Why do people think companies pay less than 80% of protection insurance claims when the real figure is 98%?

You know that protection providers pay 98% of protection insurance claims don’t you?

The scary thing is that, according to a new Infographic by Reassured the public think that companies pay less than 80% of claims.

Why is there such a wide gap between perception and reality?

Well 20 years ago perhaps 30% of protection claims were declined. Not an impressive figure but still nowhere near as high as public perception. Now two decades on thanks to initiatives by the Association of British Insurers to cut non-disclosures, clearer questions on application forms, and easier to understand definitions, companies pay life assurance claims in the high 90%s and critical illness claims in the low 90%s. Even income protection claims sit in the high 80%s.

And yet still the public think the figure is less than 80%.

I was on holiday recently and as usual I browsed the books in WH Smith’s before the flight out. A book caught my eye, called “The Art of Thinking Clearly” by Rolf Dobelli. I read a couple of chapters and was immediately hooked enough to buy it.

So what has this got to do with the public thinking that companies only pay 38% of protection insurance claims?

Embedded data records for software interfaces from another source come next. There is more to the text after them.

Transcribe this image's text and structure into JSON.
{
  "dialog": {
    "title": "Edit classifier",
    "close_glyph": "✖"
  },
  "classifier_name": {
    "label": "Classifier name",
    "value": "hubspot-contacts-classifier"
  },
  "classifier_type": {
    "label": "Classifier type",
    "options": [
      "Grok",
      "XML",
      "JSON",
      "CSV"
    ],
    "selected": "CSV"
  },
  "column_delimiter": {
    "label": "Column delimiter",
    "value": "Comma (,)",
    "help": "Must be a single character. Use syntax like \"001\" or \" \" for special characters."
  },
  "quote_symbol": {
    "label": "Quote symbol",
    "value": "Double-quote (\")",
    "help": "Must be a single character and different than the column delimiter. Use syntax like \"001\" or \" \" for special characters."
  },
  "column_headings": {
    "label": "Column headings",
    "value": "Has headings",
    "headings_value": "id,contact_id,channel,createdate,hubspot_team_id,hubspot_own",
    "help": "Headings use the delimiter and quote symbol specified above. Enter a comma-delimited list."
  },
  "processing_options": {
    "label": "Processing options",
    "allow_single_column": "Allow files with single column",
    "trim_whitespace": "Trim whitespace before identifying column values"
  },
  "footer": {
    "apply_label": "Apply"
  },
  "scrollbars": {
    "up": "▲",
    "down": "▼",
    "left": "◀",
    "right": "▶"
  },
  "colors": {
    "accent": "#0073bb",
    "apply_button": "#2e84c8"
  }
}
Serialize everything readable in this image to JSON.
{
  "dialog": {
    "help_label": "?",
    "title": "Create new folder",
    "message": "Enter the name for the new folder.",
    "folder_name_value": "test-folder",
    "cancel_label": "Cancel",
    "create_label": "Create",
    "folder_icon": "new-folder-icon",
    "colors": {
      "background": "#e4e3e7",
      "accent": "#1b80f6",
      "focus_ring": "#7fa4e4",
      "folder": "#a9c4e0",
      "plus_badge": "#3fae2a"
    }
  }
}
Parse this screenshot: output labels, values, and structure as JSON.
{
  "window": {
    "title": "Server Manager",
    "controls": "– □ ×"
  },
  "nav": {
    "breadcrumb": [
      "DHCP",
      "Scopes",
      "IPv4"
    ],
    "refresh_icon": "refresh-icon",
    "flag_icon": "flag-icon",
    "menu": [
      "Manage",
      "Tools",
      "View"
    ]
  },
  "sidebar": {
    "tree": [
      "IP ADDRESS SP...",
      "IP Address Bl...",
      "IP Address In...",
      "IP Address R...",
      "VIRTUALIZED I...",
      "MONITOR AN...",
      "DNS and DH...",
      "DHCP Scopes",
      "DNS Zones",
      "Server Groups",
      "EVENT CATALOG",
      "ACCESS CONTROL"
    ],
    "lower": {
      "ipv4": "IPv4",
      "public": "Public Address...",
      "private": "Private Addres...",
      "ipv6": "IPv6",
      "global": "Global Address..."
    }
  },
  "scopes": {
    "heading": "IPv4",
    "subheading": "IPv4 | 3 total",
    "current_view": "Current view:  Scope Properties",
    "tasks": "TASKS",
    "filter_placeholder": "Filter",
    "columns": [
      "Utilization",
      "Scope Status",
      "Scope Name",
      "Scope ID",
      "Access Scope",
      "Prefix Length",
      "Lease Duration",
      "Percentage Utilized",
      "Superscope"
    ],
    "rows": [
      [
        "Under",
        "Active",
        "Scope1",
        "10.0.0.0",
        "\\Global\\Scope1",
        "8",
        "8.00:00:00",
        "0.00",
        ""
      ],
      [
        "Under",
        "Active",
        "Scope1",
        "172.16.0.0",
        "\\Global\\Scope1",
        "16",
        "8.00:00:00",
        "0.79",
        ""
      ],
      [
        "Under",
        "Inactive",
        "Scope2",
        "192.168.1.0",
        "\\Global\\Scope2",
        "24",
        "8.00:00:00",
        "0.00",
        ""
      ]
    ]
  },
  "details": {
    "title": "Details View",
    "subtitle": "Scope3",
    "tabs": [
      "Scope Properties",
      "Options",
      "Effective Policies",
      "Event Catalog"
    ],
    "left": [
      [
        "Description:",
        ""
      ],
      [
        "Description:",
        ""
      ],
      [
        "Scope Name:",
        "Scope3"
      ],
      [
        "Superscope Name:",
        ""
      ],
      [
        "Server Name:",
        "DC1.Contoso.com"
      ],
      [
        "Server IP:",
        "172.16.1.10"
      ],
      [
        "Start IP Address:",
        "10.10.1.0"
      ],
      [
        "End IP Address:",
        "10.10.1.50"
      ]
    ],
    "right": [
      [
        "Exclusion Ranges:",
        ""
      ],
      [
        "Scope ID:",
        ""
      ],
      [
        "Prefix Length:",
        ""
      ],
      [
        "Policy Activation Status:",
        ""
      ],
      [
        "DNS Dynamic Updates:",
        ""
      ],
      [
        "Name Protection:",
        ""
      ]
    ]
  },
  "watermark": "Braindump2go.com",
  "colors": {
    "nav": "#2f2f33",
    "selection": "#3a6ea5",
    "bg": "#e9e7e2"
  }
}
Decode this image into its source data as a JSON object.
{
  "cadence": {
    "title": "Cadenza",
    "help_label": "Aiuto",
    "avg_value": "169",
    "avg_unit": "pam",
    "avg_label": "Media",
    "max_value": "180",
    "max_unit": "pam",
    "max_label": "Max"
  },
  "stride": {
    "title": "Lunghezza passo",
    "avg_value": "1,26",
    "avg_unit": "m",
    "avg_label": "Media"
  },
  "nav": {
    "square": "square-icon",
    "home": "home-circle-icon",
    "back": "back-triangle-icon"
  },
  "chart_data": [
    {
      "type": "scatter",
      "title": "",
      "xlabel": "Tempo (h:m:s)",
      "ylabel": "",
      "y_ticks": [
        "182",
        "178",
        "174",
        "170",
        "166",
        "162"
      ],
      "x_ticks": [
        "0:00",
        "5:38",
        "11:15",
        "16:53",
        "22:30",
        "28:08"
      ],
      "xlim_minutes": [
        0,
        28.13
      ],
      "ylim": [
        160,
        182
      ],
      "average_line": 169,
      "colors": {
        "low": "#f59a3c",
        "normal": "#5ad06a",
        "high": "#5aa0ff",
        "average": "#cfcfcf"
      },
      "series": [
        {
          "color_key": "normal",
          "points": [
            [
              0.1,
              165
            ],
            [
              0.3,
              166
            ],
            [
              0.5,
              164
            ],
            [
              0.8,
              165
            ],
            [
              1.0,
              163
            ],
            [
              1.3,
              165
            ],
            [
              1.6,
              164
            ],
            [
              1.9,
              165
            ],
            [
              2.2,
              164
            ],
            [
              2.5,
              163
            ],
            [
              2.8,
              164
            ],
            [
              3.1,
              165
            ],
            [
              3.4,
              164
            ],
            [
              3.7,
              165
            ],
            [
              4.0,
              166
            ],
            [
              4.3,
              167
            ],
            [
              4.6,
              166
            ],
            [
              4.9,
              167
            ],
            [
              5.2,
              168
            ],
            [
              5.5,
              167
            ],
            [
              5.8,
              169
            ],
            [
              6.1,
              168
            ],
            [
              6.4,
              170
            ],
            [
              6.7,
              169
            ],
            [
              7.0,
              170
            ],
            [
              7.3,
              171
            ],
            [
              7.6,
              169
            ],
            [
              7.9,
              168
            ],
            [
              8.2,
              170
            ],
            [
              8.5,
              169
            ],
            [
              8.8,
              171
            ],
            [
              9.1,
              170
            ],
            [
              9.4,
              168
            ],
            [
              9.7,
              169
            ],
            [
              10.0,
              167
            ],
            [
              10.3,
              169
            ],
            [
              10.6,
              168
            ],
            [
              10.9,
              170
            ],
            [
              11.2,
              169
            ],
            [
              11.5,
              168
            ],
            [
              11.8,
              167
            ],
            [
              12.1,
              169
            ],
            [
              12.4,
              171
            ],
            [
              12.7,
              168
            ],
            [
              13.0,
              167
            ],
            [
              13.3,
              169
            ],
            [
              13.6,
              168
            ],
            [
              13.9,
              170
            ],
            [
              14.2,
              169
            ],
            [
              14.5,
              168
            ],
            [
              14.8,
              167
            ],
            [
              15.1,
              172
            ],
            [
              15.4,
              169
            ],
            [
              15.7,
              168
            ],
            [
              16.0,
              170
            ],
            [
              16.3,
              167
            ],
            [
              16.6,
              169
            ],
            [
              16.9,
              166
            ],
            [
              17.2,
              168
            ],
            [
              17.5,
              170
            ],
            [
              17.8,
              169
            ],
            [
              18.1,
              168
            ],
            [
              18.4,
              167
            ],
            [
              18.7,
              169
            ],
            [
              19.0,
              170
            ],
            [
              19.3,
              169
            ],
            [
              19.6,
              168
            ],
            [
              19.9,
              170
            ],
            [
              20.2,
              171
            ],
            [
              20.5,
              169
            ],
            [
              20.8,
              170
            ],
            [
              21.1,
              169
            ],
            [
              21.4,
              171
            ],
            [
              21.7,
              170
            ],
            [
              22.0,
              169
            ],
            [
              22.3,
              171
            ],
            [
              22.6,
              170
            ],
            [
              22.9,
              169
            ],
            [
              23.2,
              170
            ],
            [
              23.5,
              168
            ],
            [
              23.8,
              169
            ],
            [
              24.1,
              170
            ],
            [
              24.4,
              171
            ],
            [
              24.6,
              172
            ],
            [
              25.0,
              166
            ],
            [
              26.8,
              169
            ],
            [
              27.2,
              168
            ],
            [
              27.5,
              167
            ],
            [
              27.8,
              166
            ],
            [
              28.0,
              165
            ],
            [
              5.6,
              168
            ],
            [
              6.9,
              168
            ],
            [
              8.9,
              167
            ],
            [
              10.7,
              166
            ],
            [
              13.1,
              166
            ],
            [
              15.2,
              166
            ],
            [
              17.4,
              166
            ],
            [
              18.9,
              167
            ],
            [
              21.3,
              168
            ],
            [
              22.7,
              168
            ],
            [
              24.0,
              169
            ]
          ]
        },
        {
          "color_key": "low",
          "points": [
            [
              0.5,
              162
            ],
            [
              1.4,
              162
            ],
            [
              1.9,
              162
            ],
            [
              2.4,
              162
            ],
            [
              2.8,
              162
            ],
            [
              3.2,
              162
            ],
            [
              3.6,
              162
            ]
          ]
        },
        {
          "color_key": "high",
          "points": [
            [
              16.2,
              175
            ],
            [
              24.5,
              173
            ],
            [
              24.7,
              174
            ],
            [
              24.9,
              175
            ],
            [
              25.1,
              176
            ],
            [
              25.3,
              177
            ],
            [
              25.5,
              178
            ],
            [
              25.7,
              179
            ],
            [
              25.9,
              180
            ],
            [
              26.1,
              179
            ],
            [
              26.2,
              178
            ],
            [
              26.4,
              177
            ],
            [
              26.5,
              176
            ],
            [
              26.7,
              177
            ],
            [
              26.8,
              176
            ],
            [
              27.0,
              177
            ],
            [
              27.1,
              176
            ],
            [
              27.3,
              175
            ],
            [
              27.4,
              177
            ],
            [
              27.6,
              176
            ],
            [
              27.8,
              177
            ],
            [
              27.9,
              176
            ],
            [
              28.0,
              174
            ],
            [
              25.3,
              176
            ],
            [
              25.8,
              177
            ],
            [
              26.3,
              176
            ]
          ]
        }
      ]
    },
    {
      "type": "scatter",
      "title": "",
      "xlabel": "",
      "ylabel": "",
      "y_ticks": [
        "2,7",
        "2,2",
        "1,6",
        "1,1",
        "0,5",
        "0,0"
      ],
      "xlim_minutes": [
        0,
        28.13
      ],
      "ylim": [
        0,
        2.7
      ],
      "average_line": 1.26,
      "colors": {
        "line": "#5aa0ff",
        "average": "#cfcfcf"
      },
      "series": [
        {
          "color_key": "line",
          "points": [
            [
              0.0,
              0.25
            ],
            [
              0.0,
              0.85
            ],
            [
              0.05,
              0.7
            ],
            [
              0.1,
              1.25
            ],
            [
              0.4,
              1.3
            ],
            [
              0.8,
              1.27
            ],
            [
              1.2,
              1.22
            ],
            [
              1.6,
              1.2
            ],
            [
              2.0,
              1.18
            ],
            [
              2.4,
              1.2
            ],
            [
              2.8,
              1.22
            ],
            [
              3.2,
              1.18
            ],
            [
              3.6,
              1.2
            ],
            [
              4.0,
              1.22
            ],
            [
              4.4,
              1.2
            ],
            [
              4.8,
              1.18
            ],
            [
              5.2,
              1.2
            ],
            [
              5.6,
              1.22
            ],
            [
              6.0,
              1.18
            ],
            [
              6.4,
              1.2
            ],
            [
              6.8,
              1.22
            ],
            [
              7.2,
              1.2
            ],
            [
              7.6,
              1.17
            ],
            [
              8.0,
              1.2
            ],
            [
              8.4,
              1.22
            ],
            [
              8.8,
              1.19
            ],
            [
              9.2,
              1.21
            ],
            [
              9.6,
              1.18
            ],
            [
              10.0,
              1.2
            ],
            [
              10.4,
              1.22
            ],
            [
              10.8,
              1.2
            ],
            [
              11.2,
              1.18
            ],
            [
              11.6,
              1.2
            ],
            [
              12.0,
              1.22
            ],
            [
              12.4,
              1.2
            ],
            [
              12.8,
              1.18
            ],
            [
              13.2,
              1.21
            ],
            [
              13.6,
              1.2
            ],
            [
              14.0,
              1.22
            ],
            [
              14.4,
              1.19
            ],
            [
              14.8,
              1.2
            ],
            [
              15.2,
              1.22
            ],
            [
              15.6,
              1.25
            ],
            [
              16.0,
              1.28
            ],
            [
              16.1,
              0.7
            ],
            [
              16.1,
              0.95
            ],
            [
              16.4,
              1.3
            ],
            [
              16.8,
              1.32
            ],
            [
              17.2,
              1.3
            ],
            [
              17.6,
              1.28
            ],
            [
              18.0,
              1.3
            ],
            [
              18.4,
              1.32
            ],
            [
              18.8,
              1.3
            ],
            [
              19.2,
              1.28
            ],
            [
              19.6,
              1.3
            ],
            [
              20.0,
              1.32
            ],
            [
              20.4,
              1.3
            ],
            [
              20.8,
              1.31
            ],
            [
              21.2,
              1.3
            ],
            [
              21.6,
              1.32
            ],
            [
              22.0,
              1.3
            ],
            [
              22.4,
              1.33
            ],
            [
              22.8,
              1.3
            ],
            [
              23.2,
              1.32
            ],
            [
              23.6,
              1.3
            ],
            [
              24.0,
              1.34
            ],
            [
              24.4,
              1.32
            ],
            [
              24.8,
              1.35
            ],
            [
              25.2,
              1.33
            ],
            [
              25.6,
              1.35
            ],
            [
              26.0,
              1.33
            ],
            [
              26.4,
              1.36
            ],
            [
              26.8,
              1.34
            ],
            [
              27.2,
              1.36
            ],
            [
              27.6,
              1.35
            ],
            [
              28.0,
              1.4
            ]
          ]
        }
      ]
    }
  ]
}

Well “The Art of Thinking Clearly” gave me an insight into what is going on here. The 38% claims paid figure prevails because of the way humans think and the way we filter information. The chapter in the book about “Confirmation Bias” was a revelation.

What is confirmation bias? It’s a tendency of people to seek information that confirms their beliefs. People gather or remember information selectively and then interpret it in a biased way. The effect is stronger for emotionally charged issues and for deeply entrenched beliefs. They also tend to view ambiguous evidence as supporting their existing view.

So if someone has heard that companies pay less than 80% of protection insurance claims, despite the fact that they can find many arguments to the contrary on the Internet, they will select the articles that confirm their view-point and deliberately or subconsciously ignore those that conflict with their view. You can now see why it is so hard to convince them of the truth. Their belief is so deeply entrenched that they will only acknowledge the information that confirms their view.

Providers, advisers and media commentators therefore have a tough job to overcome this perception. However I believe that slowly we are starting to change that perception.  There is still a long way to go though. And we need more positive stories than ever about successful claims and how they have rescued people’s financial affairs.

Confirmation bias works both ways though. We are also subject to confirmation bias. We will naturally seek out the information that supports our view that companies pay 90% of protection insurance claims. To become better at helping our clients we should have a closer look at the articles and reports that support the myths so that we can even better understand them and refute them.

Now it’s your turn: You might think that talking about “confirmation bias” was a strange concept to introduce into a blog about protection insurance. But I found the concept fascinating. What do you think? I would be very interested to hear your views. Please leave a comment below or post a link to your own blog.